Juneteenth has been recognizing by our state who voted unanimously Tuesday recognizing the Emancipation Proclamation, as a state holiday every June 19, starting in 2022.
Juneteenth Recognizes Enslaved People
On June 19, 1865, the holiday commemorates enslaving people in Galveston, Texas. President Abraham Lincoln had freed people held in bondage in rebel states two years earlier. Moreover, The passage of the bill, earlier this year was introducing by Oregon Governor Kate Brown, earlier this year. In fact, it falls on the same day as the 100th anniversary of the 1921 Tulsa Race Massacre. Moreover, that was when hundreds of Black residents of Tulsa, Oklahoma were attacking or killing by a white mob.
“In fact, with House Bill 2168, we can learn from another time,” said Sen. Lew Frederick said in a statement released by Oregon Senate Democrats. “In real-time, we can change the future now. Now, we can work towards equality. This is even without a declaration or official holiday. Therefore, we must. Thus celebrating Juneteenth will help each of us remember all that we can. In fact, we must more do more to ensure a just future.”
The bill went back to the house for consideration of Senate amendments. This was after House Bill 2168 had passed the Senate on Tuesday. In fact, Governor Kate Brown will sign the bill into law.
An Education in System Racism
“This is a small, yet significant step. Join in by observing Juneteenth. Thus to encourage all Oregonians by learning about on system racism in this country. Also to get involved in the fight for racial justice,” Brown said last year about the introduction of the bill to thereby make the day a holiday.
Juneteenth was recognized in 2001 by the state of Oregon.
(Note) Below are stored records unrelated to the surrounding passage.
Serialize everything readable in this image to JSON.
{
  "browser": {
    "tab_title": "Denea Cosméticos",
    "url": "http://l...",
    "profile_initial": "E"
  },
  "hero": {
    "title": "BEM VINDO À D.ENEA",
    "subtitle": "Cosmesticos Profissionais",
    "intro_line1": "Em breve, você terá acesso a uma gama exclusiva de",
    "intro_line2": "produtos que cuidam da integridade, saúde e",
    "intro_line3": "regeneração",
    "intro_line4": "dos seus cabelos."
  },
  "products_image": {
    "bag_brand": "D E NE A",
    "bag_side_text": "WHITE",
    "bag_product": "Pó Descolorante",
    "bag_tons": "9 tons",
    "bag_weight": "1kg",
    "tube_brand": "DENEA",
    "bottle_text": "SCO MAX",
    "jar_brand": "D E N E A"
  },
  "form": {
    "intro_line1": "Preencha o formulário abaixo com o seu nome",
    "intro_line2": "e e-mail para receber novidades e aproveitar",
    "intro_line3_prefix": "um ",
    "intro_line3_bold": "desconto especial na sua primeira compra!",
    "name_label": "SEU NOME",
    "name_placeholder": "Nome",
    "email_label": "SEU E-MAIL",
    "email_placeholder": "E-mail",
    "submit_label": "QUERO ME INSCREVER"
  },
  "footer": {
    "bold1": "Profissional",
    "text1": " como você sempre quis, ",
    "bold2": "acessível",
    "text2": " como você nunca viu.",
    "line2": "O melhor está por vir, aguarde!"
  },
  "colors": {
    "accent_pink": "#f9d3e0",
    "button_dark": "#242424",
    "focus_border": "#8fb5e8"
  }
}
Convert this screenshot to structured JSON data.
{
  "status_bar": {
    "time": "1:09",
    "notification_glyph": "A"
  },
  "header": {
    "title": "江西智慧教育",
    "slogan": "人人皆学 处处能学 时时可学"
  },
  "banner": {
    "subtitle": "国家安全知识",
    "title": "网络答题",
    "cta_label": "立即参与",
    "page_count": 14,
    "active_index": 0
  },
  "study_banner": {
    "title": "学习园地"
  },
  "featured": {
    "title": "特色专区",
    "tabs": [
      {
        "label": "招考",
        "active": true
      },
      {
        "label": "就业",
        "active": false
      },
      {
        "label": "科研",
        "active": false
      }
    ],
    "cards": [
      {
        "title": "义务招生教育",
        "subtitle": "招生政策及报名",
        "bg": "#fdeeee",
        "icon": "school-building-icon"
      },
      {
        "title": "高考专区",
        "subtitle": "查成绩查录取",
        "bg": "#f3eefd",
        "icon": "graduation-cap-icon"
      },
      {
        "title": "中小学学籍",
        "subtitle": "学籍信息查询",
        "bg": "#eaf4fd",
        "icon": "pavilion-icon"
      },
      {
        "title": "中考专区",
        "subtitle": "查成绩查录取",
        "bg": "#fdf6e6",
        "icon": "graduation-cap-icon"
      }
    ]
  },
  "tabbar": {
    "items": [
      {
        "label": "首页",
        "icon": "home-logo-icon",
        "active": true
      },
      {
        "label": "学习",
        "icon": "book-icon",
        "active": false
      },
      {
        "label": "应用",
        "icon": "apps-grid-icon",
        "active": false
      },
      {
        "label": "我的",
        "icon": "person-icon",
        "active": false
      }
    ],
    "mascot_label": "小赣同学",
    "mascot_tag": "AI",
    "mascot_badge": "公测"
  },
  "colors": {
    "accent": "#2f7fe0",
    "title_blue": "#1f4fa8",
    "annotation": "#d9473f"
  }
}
But on June 19th, it will become a legal holiday in the state next year.